The Mental Welfare Commission said the 59 year old’s rights had been breached and workers broke the law by refusing to listen to her views. As a result she was left in an unsuitable environment, separated from her mother, brother and the pet she loved, for a year and a half when the situation could have been resolved in just a few weeks.

After a fall in December 2015, in which she suffered a neck fracture, the unnamed woman was nursed back to health on an acute orthopaedic ward in hospital. She remained there until September 2017, despite doctors saying she was fit to return home in March 2016.

This did not happen, because the local health and social care partnership insisted she could not safely return to the home where devoted family members provided almost all of her care, with a package of social work support.

Instead, social workers became fixated on the need for her to move into a care home, against the woman’s and her family’s wishes. Risk assessments conducted by social work had indicated she would not be safe at home with her family, even though they had taken steps to ensure her safety, including moving to a ground floor flat.

The report says the “prolonged disagreement” between her family and the local health and social care partnership could have been avoided if genuine attempts had been made to find a solution with the family. Such an approach is a legal requirement under Self-Directed Support rules.

However the MWC says the system failed in this case, forcing the family to seek legal guardianship which contributed to the delay in returning Ms ST home. She finally was discharged in September 2017 and continues to live at home successfully with her mother.

Kate Fearnley, executive director (engagement and participation) at the Mental Welfare Commission, said Ms ST and her family had been caused unnecessary distress. The NHS had incurred significant costs, and other patients who might have benefited from the acute bed she occupied would have missed out.

She said health and social care partnerships were meant to create closer partnerships between health, social care and hospital-based services. “But there appeared to be no mechanism between these services to address and progress fundamental differences of professional opinion,” she added.

“The Health and Social Care Partnership also appear to have concluded that the family were impossible to work with. This attitude led to the Partnership becoming unwilling to take on board other perspectives, which we feel does not reflect the partnership approach that characterises good social care.”

Although Ms ST had a family who were willing and able to have their loved one living back at home, with support, the had to fight their cause over many months, she said.

She added: “We want all health and social care partnerships to read the report and ensure that this cannot happen in their area. They should always take the patient and family view into account, and ensure social work and health services are working effectively together.”

Ms ST’s brother, who gave up his job to look after her and currently provides her with around 53 hours of care a week, said: “My sister endured and survived 18 months on a hospital ward after health professionals said she was medically ready for discharge – time she should have spent at home with her family, particularly her mum with whom she has lived all her life.
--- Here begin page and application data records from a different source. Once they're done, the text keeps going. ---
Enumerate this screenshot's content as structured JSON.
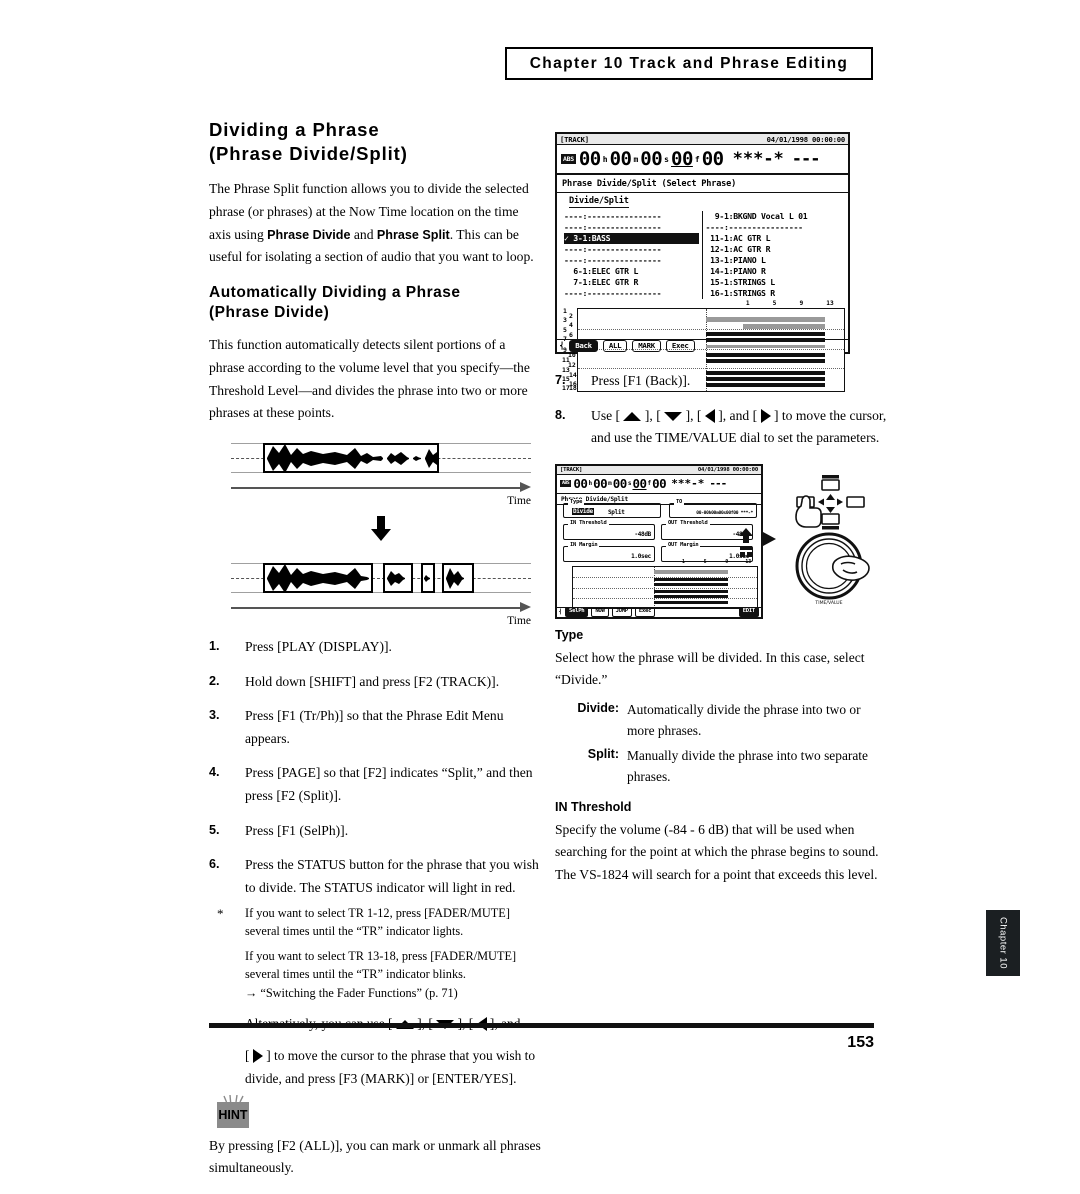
{
  "header": {
    "chapter_title": "Chapter 10 Track and Phrase Editing"
  },
  "left": {
    "section_title_line1": "Dividing a Phrase",
    "section_title_line2": "(Phrase Divide/Split)",
    "intro_part1": "The Phrase Split function allows you to divide the selected phrase (or phrases) at the Now Time location on the time axis using ",
    "intro_bold1": "Phrase Divide",
    "intro_mid": " and ",
    "intro_bold2": "Phrase Split",
    "intro_part2": ". This can be useful for isolating a section of audio that you want to loop.",
    "subsection_title_line1": "Automatically Dividing a Phrase",
    "subsection_title_line2": "(Phrase Divide)",
    "subsection_body": "This function automatically detects silent portions of a phrase according to the volume level that you specify—the Threshold Level—and divides the phrase into two or more phrases at these points.",
    "figure": {
      "axis_label_top": "Time",
      "axis_label_bottom": "Time",
      "down_arrow": "⬇"
    },
    "steps": [
      {
        "num": "1.",
        "text": "Press [PLAY (DISPLAY)]."
      },
      {
        "num": "2.",
        "text": "Hold down [SHIFT] and press [F2 (TRACK)]."
      },
      {
        "num": "3.",
        "text": "Press [F1 (Tr/Ph)] so that the Phrase Edit Menu appears."
      },
      {
        "num": "4.",
        "text": "Press [PAGE] so that [F2] indicates “Split,” and then press [F2 (Split)]."
      },
      {
        "num": "5.",
        "text": "Press [F1 (SelPh)]."
      },
      {
        "num": "6.",
        "text": "Press the STATUS button for the phrase that you wish to divide. The STATUS indicator will light in red."
      }
    ],
    "note": {
      "star": "*",
      "line1": "If you want to select TR 1-12, press [FADER/MUTE] several times until the “TR” indicator lights.",
      "line2": "If you want to select TR 13-18, press [FADER/MUTE] several times until the “TR” indicator blinks.",
      "line3": "→ “Switching the Fader Functions” (p. 71)",
      "alt_pre": "Alternatively, you can use [",
      "alt_mid1": "], [",
      "alt_mid2": "], [",
      "alt_mid3": "], and",
      "alt_pre2": "[",
      "alt_post2": "] to move the cursor to the phrase that you wish to divide, and press [F3 (MARK)] or [ENTER/YES]."
    },
    "hint": {
      "badge_label": "HINT",
      "text": "By pressing [F2 (ALL)], you can mark or unmark all phrases simultaneously."
    }
  },
  "lcd1": {
    "titlebar_left": "[TRACK]",
    "titlebar_right": "04/01/1998 00:00:00",
    "abs_chip": "ABS",
    "tc": {
      "h": "00",
      "h_unit": "h",
      "m": "00",
      "m_unit": "m",
      "s": "00",
      "s_unit": "s",
      "f": "00",
      "f_unit": "f",
      "sub": "00",
      "stars": "***-*",
      "dashes": "---"
    },
    "dialog_title": "Phrase Divide/Split (Select Phrase)",
    "subtitle": "Divide/Split",
    "phrase_list_left": [
      "----:----------------",
      "----:----------------",
      "✓ 3-1:BASS",
      "----:----------------",
      "----:----------------",
      "  6-1:ELEC GTR L",
      "  7-1:ELEC GTR R",
      "----:----------------"
    ],
    "selected_left_index": 2,
    "phrase_list_right": [
      "  9-1:BKGND Vocal L 01",
      "----:----------------",
      " 11-1:AC GTR L",
      " 12-1:AC GTR R",
      " 13-1:PIANO L",
      " 14-1:PIANO R",
      " 15-1:STRINGS L",
      " 16-1:STRINGS R"
    ],
    "ruler_marks": [
      "1",
      "5",
      "9",
      "13"
    ],
    "track_numbers": [
      "1",
      "2",
      "3",
      "4",
      "5",
      "6",
      "7",
      "8",
      "9",
      "10",
      "11",
      "12",
      "13",
      "14",
      "15",
      "16",
      "17",
      "18"
    ],
    "fkeys": [
      {
        "label": "Back",
        "inverted": true
      },
      {
        "label": "ALL",
        "inverted": false
      },
      {
        "label": "MARK",
        "inverted": false
      },
      {
        "label": "Exec",
        "inverted": false
      }
    ]
  },
  "right": {
    "steps": [
      {
        "num": "7.",
        "text": "Press [F1 (Back)]."
      },
      {
        "num": "8.",
        "pre": "Use [",
        "mid1": "], [",
        "mid2": "], [",
        "mid3": "], and [",
        "post": "] to move the cursor, and use the TIME/VALUE dial to set the parameters."
      }
    ],
    "type_heading": "Type",
    "type_body": "Select how the phrase will be divided. In this case, select “Divide.”",
    "defs": [
      {
        "term": "Divide:",
        "desc": "Automatically divide the phrase into two or more phrases."
      },
      {
        "term": "Split:",
        "desc": "Manually divide the phrase into two separate phrases."
      }
    ],
    "threshold_heading": "IN Threshold",
    "threshold_body": "Specify the volume (-84 - 6 dB) that will be used when searching for the point at which the phrase begins to sound. The VS-1824 will search for a point that exceeds this level."
  },
  "lcd2": {
    "titlebar_left": "[TRACK]",
    "titlebar_right": "04/01/1998 00:00:00",
    "abs_chip": "ABS",
    "tc": {
      "h": "00",
      "h_unit": "h",
      "m": "00",
      "m_unit": "m",
      "s": "00",
      "s_unit": "s",
      "f": "00",
      "f_unit": "f",
      "sub": "00",
      "stars": "***-*",
      "dashes": "---"
    },
    "dialog_title": "Phrase Divide/Split",
    "params": [
      {
        "label": "Type",
        "value_inverted": "Divide",
        "value_plain": "Split"
      },
      {
        "label": "TO",
        "value": "00-00h00m00s00f00 ***-*"
      },
      {
        "label": "IN Threshold",
        "value": "-48dB"
      },
      {
        "label": "OUT Threshold",
        "value": "-48dB"
      },
      {
        "label": "IN Margin",
        "value": "1.0sec"
      },
      {
        "label": "OUT Margin",
        "value": "1.0sec"
      }
    ],
    "ruler_marks": [
      "1",
      "5",
      "9",
      "13"
    ],
    "fkeys": [
      {
        "label": "SelPh",
        "inverted": true
      },
      {
        "label": "NOW",
        "inverted": false
      },
      {
        "label": "JUMP",
        "inverted": false
      },
      {
        "label": "Exec",
        "inverted": false
      },
      {
        "label": "EDIT",
        "inverted": true
      }
    ],
    "dial_caption": "TIME/VALUE"
  },
  "footer": {
    "chapter_tab": "Chapter 10",
    "page_number": "153"
  },
  "colors": {
    "ink": "#000000",
    "lcd_border": "#111111",
    "hint_badge_bg": "#8a8a8a",
    "tab_bg": "#1b1f22",
    "rule_grey": "#a0a0a0"
  }
}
During this time in hospital the family covered the larger part of the cost of providing additional support by her existing carers.

“It was the clear wish of my sister and the family that she should return home with the appropriate care package in place. The local authority did not support this plan or at any time advise us of the options available under the Self-Directed Support Act.
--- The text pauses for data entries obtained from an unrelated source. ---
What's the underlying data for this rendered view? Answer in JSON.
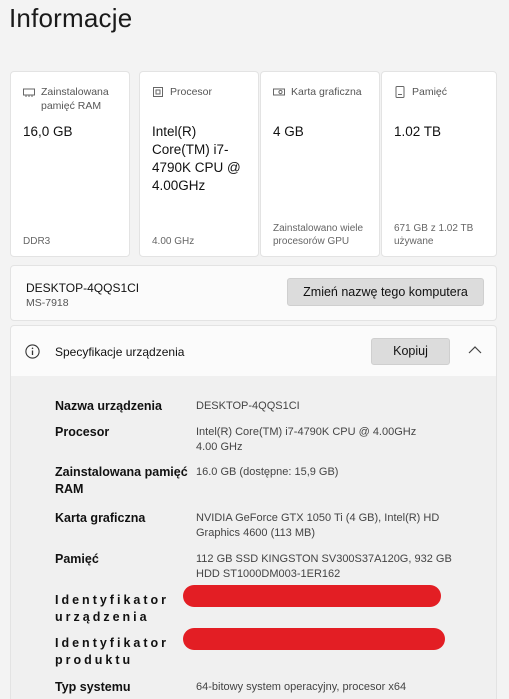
{
  "page": {
    "title": "Informacje"
  },
  "cards": [
    {
      "label": "Zainstalowana pamięć RAM",
      "value": "16,0 GB",
      "footer": "DDR3",
      "icon": "ram-icon"
    },
    {
      "label": "Procesor",
      "value": "Intel(R) Core(TM) i7-4790K CPU @ 4.00GHz",
      "footer": "4.00 GHz",
      "icon": "cpu-icon"
    },
    {
      "label": "Karta graficzna",
      "value": "4 GB",
      "footer": "Zainstalowano wiele procesorów GPU",
      "icon": "gpu-icon"
    },
    {
      "label": "Pamięć",
      "value": "1.02 TB",
      "footer": "671 GB z 1.02 TB używane",
      "icon": "storage-icon"
    }
  ],
  "pc": {
    "name": "DESKTOP-4QQS1CI",
    "model": "MS-7918",
    "rename_label": "Zmień nazwę tego komputera"
  },
  "specs": {
    "title": "Specyfikacje urządzenia",
    "copy_label": "Kopiuj",
    "rows": [
      {
        "key": "Nazwa urządzenia",
        "value": "DESKTOP-4QQS1CI"
      },
      {
        "key": "Procesor",
        "value": "Intel(R) Core(TM) i7-4790K CPU @ 4.00GHz 4.00 GHz"
      },
      {
        "key": "Zainstalowana pamięć RAM",
        "value": "16.0 GB (dostępne: 15,9 GB)"
      },
      {
        "key": "Karta graficzna",
        "value": "NVIDIA GeForce GTX 1050 Ti (4 GB), Intel(R) HD Graphics 4600 (113 MB)"
      },
      {
        "key": "Pamięć",
        "value": "112 GB SSD KINGSTON SV300S37A120G, 932 GB HDD ST1000DM003-1ER162"
      },
      {
        "key": "Identyfikator urządzenia",
        "value": ""
      },
      {
        "key": "Identyfikator produktu",
        "value": ""
      },
      {
        "key": "Typ systemu",
        "value": "64-bitowy system operacyjny, procesor x64"
      }
    ]
  },
  "colors": {
    "redaction": "#e31e24",
    "card_bg": "#ffffff",
    "page_bg": "#f3f3f3"
  }
}
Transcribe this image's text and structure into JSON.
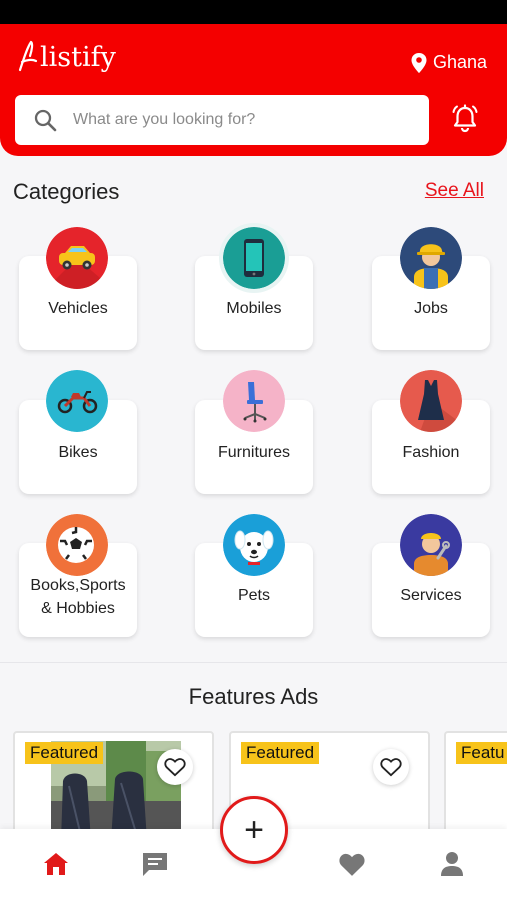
{
  "app": {
    "name": "listify"
  },
  "header": {
    "location": "Ghana",
    "search_placeholder": "What are you looking for?",
    "brand_color": "#f40000"
  },
  "categories": {
    "title": "Categories",
    "see_all": "See All",
    "items": [
      {
        "label": "Vehicles",
        "icon": "car-icon",
        "color": "#e5242b"
      },
      {
        "label": "Mobiles",
        "icon": "mobile-phone-icon",
        "color": "#1a9e95"
      },
      {
        "label": "Jobs",
        "icon": "worker-icon",
        "color": "#2d4a7a"
      },
      {
        "label": "Bikes",
        "icon": "motorbike-icon",
        "color": "#29b6d0"
      },
      {
        "label": "Furnitures",
        "icon": "office-chair-icon",
        "color": "#f5b3c8"
      },
      {
        "label": "Fashion",
        "icon": "dress-icon",
        "color": "#e65a4d"
      },
      {
        "label": "Books,Sports & Hobbies",
        "icon": "football-icon",
        "color": "#f0713a"
      },
      {
        "label": "Pets",
        "icon": "dog-icon",
        "color": "#1a9fd8"
      },
      {
        "label": "Services",
        "icon": "repairman-icon",
        "color": "#3a3aa0"
      }
    ]
  },
  "featured": {
    "title": "Features Ads",
    "badge": "Featured",
    "badge_partial": "Featu",
    "badge_color": "#f7c31a"
  },
  "fab": {
    "label": "+"
  },
  "nav": {
    "active_color": "#e11a1a",
    "inactive_color": "#777777",
    "items": [
      "home-icon",
      "chat-icon",
      "heart-icon",
      "profile-icon"
    ]
  }
}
“After a protracted court battle, which was traumatic for all of us, I was appointed legal guardian and my sister was released from hospital in September 2017. She has since settled back into life at home with her mum within her local community.”

However the HSCP involved is still not paying for care it agrees she needs, he said. “The care package is only viable on account of the fact that I personally provide more than 50 hours of support to my sister each week, and that the family additionally pays more than £32,000 annually towards the cost of daytime support. This is clearly not sustainable .”

“We hope that the publication of today’s report will prove to be a significant landmark in ensuring the resolution of the issues that have faced our family, and may be facing other families across the country.”